Plastic has a central role in healthcare; Many plastic products are life-saving, among others, syringes and intravenous sets. Moreover, plastic packaging plays a crucial part in maintaining the sterility of products made for insertion into human bodies.

Plastic plays a vital contribution to patient safety, but, the use of plastic in the healthcare sector can be reduced.  As a result, ensuring that plastic, though a necessity, is handled and disposed of as best as possible, so as to reduce the environmental and human as best as possible (is a necessity?)

Hazardous chemicals in plastic

Plastic is found in different sorts and often has additives consisting of colours, stabilisers, and softeners. Many of these substances are toxic and can leak from products during usage, or demand special precautions during their production process.

Bisphenol A

Bisphenol A is an example of a harmful substance found in catheters, tubes, syringes, haemodialysis, contact lenses etc. Bisphenol A is currently suspected of being a hormone-disrupting substance and causing/contributing to lower levels of fertility among other things.

Read more about bisphenol A on


DEHP is another substance used, among other things, to soften PVC. DEHP is one of the known hormone disrupting phthalates that can cause damage to the reproductive system and also cause liver cancer. Denmark has, since 2009, had a strategy for phasing out and marking the phthalates that are known hormone disruptors. In Denmark, a comprehensive list of PVC free products has been drawn up for the healthcare sector.

Read more about PVC on

That the equipment in use in hospitals has a lasting effect on patient’s health can be seen in a study from Germany that showed that the incidence of liver problems among new-borns (cholestasis) fell from 50 % to 13 %, when PVC-infusion sets for intravenous feeding were replaced with PVC-free infusion sets

Read about the German study

Disposal of plastic

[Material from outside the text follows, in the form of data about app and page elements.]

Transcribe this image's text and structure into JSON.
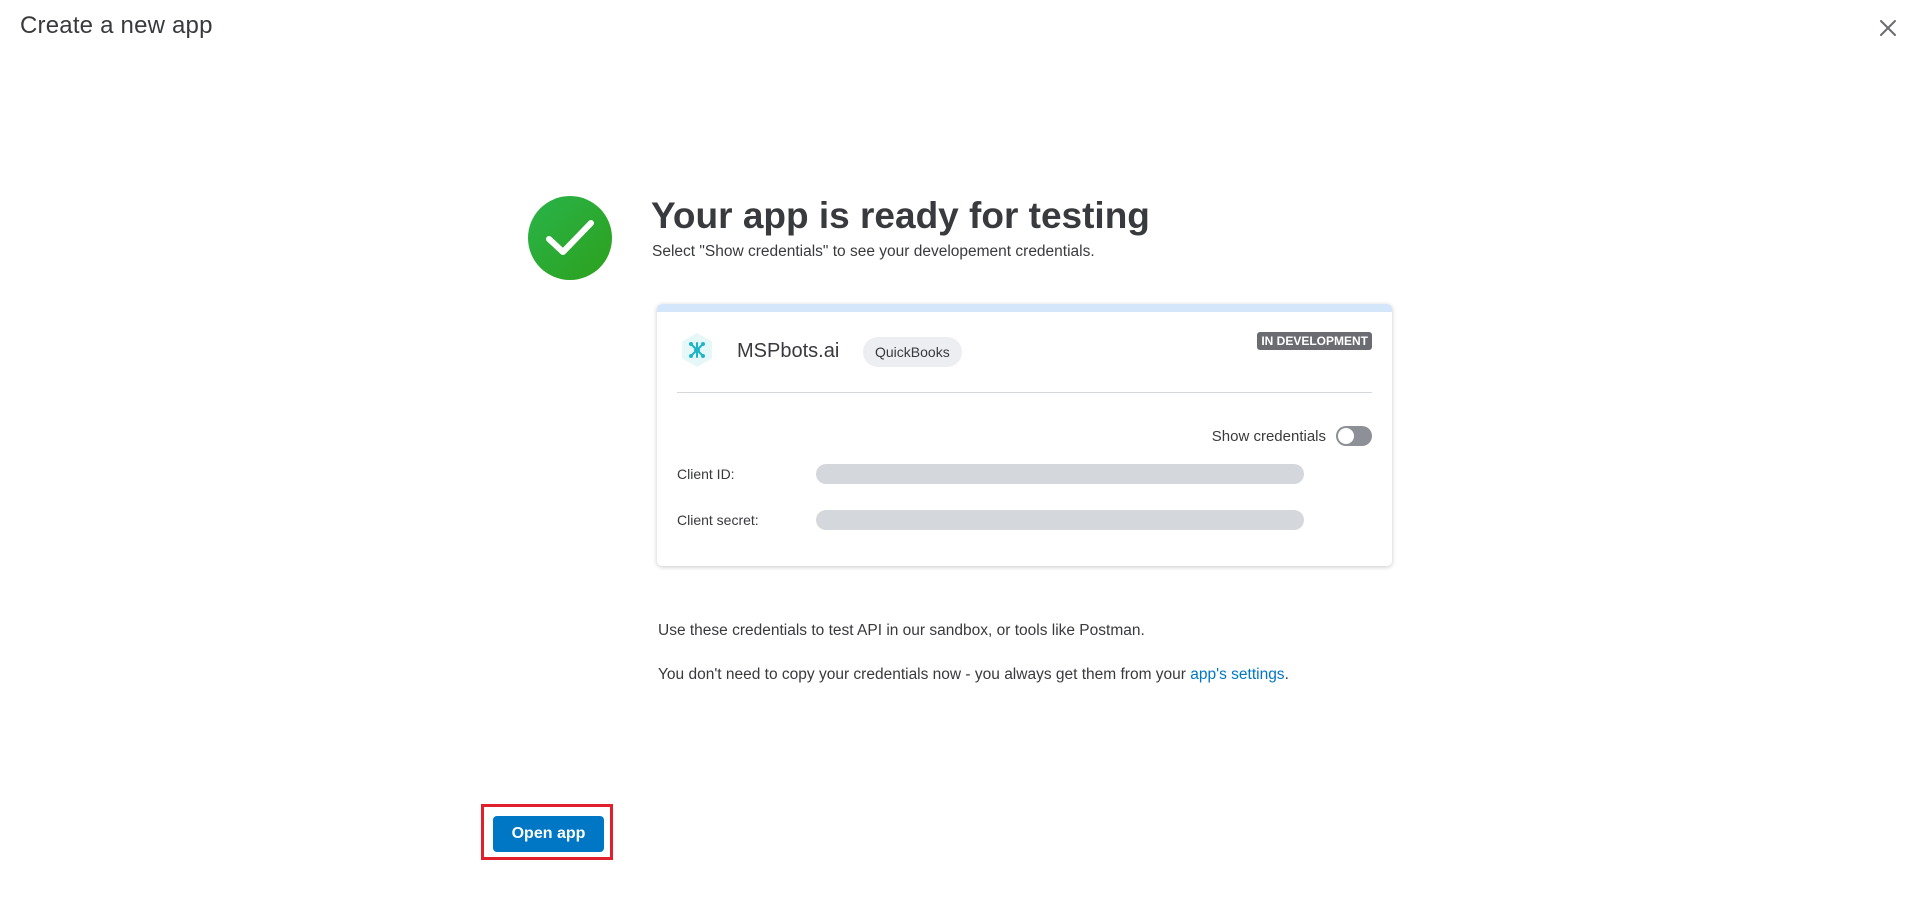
{
  "dialog": {
    "title": "Create a new app",
    "close_icon": "close-icon"
  },
  "hero": {
    "icon": "check-circle-icon",
    "icon_color": "#2ca01c",
    "title": "Your app is ready for testing",
    "subtitle": "Select \"Show credentials\" to see your developement credentials."
  },
  "card": {
    "accent_color": "#d4e6f9",
    "app_logo_icon": "app-logo-icon",
    "app_name": "MSPbots.ai",
    "app_tag": "QuickBooks",
    "status_badge": "IN DEVELOPMENT",
    "show_credentials_label": "Show credentials",
    "show_credentials_on": false,
    "client_id_label": "Client ID:",
    "client_secret_label": "Client secret:"
  },
  "info": {
    "line1": "Use these credentials to test API in our sandbox, or tools like Postman.",
    "line2_prefix": "You don't need to copy your credentials now - you always get them from your ",
    "line2_link": "app's settings",
    "line2_suffix": "."
  },
  "footer": {
    "open_app_label": "Open app",
    "button_color": "#0077c5",
    "highlight_color": "#e0202b"
  }
}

The vast majority of plastic packaging waste in Denmark, including daily waste from hospitals, is disposed of by incineration. Resulting energy derived from the process is used for electricity and heat. Smoke is rinsed to remove an array of harmful substances, but there is a rather significant amount of CO2 that is released during the incineration of these fossil plastics. In Denmark, about 20% (or 0,5 million tons) of the incinerated waste is turned into slag and other forms of residual products. The most hazardous of these, containing dioxin and heavy metals, are deposited in mountain pits in and around the Oslo inlets.

Read more about the residual products from incineration of plastics on

What you can do

Increased recycling of plastic is gaining attention as a part of the solution to the plastic crisis. Unfortunately, we cannot recycle our way out of this crisis. Globally, only about nine % of all plastic is recycled and many plastic products and plastic packaging cannot be recycled for technical or commercial reasons.

Read more about the use and reuse of plastic on

What you can do in the clinic:

  • Reduce use where possible
  • Remove unnecessary products
  • Reduce waste, for example when unpacking
  • Strengthen recycling through good sorting practice
  • Inquire about recyclable products and recyclable packaging
  • Avoid products and packaging containing PVC and styren
  • Avoid products containing laminates (different types of plastic)
  • Avoid packaging made up of a combination of several types of materials (ex. paper and plastic)